Before I explain more it is important to mention that there are different levels of the mind that can be simply described as gross and subtle levels.

The gross mind encompasses the five senses and emotions such as anger, jealousy, love etc. But the subtle mind is very difficult to detect and is known as ‘the clear light mind’. This clear light mind has no beginning and end and it is this mind that Buddhists believe journeys from life to life in a process known as reincarnation.

Have you ever thought that the mind of a baby rat knows how to catch mice and a kitten’s mind knows how to suckle milk without being taught by their parents? This is all because of habits and actions of previous lives. Also some children from a very young age are naturally compassionate while others are very impatient and cruel even though their parents have never taught them how to hurt other living beings.  Buddhists believe that these behaviour or personality types are due to previous lives. It is the imprints on the subtle mind from previous lives that carry over to the present life and manifest in different character traits due to the law of karma. Karma is a very complicated topic (the basis of another blog post I think) but for now it’s important just to understand that the mind is intricately connected to karma.

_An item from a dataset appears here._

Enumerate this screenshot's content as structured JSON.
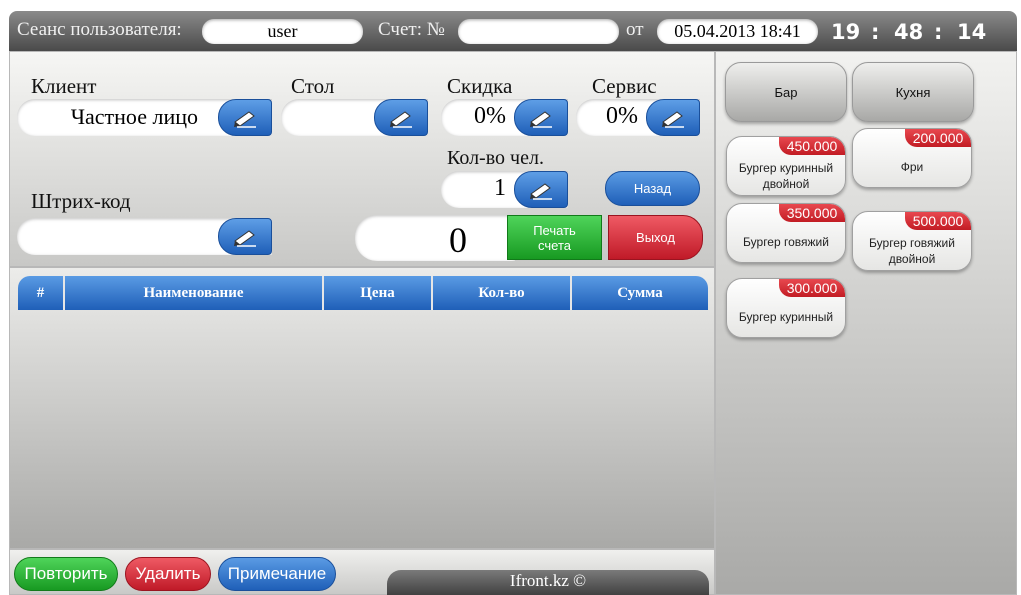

So the true nature of our mind is clarity and awareness – free of emotion – just like the crystal clear stillness of the ocean. Our unenlightened mind is a beginning-less continuum, an ever-flowing mountain steam, changing from moment to moment depending on if we are happy or sad, feeling physical pain or pleasurable sensations.

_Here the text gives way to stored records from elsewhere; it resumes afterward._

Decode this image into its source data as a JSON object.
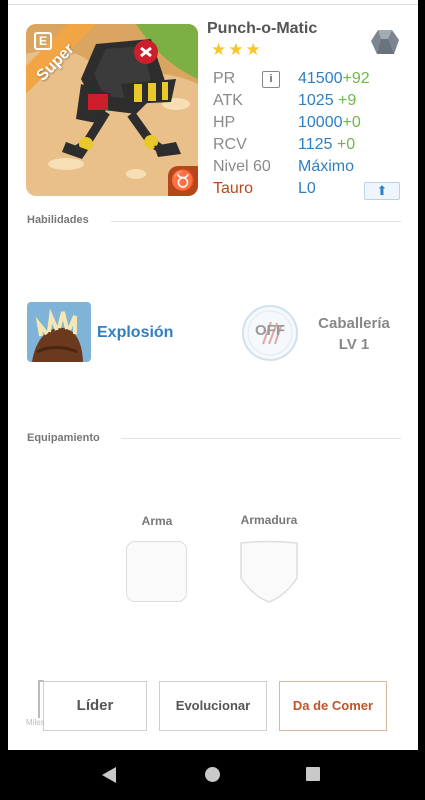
{
  "unit": {
    "name": "Punch-o-Matic",
    "rarity_label": "Super",
    "stars": "★★★",
    "element_icon": "rock-gem-icon",
    "corner_letter": "E"
  },
  "stats": {
    "pr_label": "PR",
    "pr_value": "41500",
    "pr_bonus": "+92",
    "atk_label": "ATK",
    "atk_value": "1025",
    "atk_bonus": "+9",
    "hp_label": "HP",
    "hp_value": "10000",
    "hp_bonus": "+0",
    "rcv_label": "RCV",
    "rcv_value": "1125",
    "rcv_bonus": "+0",
    "level_label": "Nivel 60",
    "level_value": "Máximo",
    "sign_label": "Tauro",
    "sign_value": "L0",
    "info_glyph": "i",
    "sign_glyph": "♉"
  },
  "skills": {
    "section_title": "Habilidades",
    "active_name": "Explosión",
    "passive_status": "OFF",
    "passive_name": "Caballería",
    "passive_level": "LV 1"
  },
  "equipment": {
    "section_title": "Equipamiento",
    "weapon_label": "Arma",
    "armor_label": "Armadura"
  },
  "buttons": {
    "leader": "Líder",
    "evolve": "Evolucionar",
    "feed": "Da de Comer"
  },
  "watermark": "Miles",
  "colors": {
    "accent_blue": "#2f7fc2",
    "bonus_green": "#6cb94a",
    "sign_orange": "#b5481b",
    "star_yellow": "#f7c52c"
  }
}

Emotions (both positive and negative), sensations and negative thoughts can make the mind unclear, just like waves disturb a crystal clear ocean. The aim of Buddhist practice is to attain (and maintain) the crystal clear nature of our mind. This can be achieved through following the Buddha’s teachings and mediation techniques that are essentially based on compassion and wisdom.

It was during Buddha’s third teaching (there are three main teachings) that he declared that all beings possess “Buddha nature” (Tathagatagarbha in Sanskrit) and have the potential to reach enlightenment. It is the clear light mind that contains the aspects of Buddha nature – a mind that has realized wisdom and emptiness.

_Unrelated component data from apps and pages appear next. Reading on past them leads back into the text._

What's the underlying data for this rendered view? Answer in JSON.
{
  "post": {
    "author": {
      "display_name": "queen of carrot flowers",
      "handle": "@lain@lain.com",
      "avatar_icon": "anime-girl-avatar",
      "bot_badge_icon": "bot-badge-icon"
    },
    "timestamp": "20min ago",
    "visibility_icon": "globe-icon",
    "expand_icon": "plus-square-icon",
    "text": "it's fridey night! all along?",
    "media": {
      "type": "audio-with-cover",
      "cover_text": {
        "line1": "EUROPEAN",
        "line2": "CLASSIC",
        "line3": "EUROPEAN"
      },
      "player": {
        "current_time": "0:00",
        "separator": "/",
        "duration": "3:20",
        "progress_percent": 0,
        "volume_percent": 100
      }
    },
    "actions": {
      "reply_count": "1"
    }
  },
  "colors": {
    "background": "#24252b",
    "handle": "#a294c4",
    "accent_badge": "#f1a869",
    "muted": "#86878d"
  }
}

Remember I said that one of the main characteristics of the mind is its ability to know? Well, the path to enlightenment requires the continued development of understanding, or knowingness. And to continue to develop it until we have a clear light mind that understands and knows everything (Buddhahood or enlightenment).

The problem (especially in our modern world) is that we have become attached to our sense of separateness – the “I” or the ego. Our mind thinks that this is who we are but it is not. We are lost in a sea of confusion – grasping to form rather than spending time developing our awareness. For example the ego can make us angry and upset, as it is always grasping for external things to create happiness and to end suffering. When ego-addictions such as food, shopping and serial relationships do not end our suffering, we crave more of these external stimuli. This vicious cycle traps a person in a ‘samsaric existence’ – of wanting, gaining temporary happiness and relief from suffering that leads only to more wanting.

Our mind in this state is out of control– unconsciously influenced by external forces due to the belief in a separate self. This complete delusion is not an accurate reflection of the true nature of our mind, and thus reality. This confusion is like clouds passing through a blue sky. If you can clear away the clouds you are left with the clear blue sky, which is the true nature of our mind that will then accurately reflect the ultimate nature of reality. Buddhists are aiming to clear their mind of these clouds in order to reveal the blue sky  – the true nature of our mind.

Put simply: the clear light mind is the fundamental state of our mind– a blissfulness and happiness that can’t be lost. In this state of mind, ultimate truth is indivisible from relative truth. There is no separation – all is one.

In the words of Shakyamuni Buddha:

“ The nature of the mind is unity of awareness and emptiness…. the nature of mind is clear light”

By Lopen Namgay Tenzin.

(Sub-editing by Sasha Wakefield)